3. Utilize techniques to encourage participation of individual group members
4. Utilize principles of communication, including reflective listening, as presented in the core
    curriculum
5. Utilize techniques to redirect the group focus, when necessary
6. Briefly review information about the normal grief process as presented in the core curriculum
7. Engage group interaction to explore ways of coping with grief
8. Recognize differences in ways men and women experience and express grief
9. Identify the unique needs of adults and children when the death has been violent, unexpected,
    or due to suicide
10. Identify the unique needs of bereaved veterans
11. Identify the unique needs of families when there is loss of a child of any age
12. Identify differences in facilitating a closed group and an open ongoing group
13. Describe indicators of complicated (maladaptive) grief
14. Recognize and report to staff if a group member appears to demonstrate complicated grief, or is
      disruptive to the group dynamic
15. Reflect on the emotional impact of working with grieving children
16. Achieve a level of comfort and skill in the process of planning, facilitating and evaluating adult
     and children’s groups through role-playing practice situations

Introduction to Nights of Service, modeled after the Dougy Center
[1.5 hours]
1. Explore the emotions and experiences of grieving children, and offer ways to help
    a. Speak openly and honestly to children about death
    b. Respect differences in grieving styles
    c. Listen without judgment
    d. Allow children to say good-bye
    e. Talk about and remember the person who died
2. Discuss personal motivations for participating in the Nights of Service program

Child Development [1 hour]
1. State the characteristics of the various child developmental stages
2. Recognize the influence of grief on the child depending upon the stage of development

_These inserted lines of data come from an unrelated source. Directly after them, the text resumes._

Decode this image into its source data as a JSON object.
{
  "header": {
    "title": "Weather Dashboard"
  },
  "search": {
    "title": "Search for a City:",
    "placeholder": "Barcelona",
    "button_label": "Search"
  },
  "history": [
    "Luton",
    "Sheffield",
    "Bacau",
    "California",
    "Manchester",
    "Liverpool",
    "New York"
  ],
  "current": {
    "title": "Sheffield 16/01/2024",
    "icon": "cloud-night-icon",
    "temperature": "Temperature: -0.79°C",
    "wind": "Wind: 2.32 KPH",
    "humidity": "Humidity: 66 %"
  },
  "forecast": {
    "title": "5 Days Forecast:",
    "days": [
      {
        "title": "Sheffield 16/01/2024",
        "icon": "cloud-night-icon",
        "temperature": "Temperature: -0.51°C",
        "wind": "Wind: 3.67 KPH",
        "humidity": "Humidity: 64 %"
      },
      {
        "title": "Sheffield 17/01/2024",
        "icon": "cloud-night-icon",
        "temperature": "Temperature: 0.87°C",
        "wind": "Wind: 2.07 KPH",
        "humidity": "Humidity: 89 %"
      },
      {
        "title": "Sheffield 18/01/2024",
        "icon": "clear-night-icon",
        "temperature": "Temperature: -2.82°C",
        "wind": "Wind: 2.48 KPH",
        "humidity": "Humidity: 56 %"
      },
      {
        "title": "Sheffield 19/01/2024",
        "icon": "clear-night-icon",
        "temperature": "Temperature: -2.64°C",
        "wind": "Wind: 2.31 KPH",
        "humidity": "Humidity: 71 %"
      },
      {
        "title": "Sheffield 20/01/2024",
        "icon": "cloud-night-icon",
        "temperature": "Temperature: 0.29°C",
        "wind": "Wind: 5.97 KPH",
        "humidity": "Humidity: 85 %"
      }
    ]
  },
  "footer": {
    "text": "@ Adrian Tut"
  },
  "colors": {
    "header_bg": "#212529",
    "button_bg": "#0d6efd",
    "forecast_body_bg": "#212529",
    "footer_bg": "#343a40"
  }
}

Play Activities for Children [1hour]
1. Explore various play activities appropriate to child developmental stages which may serve as a
    vehicle for expression of grief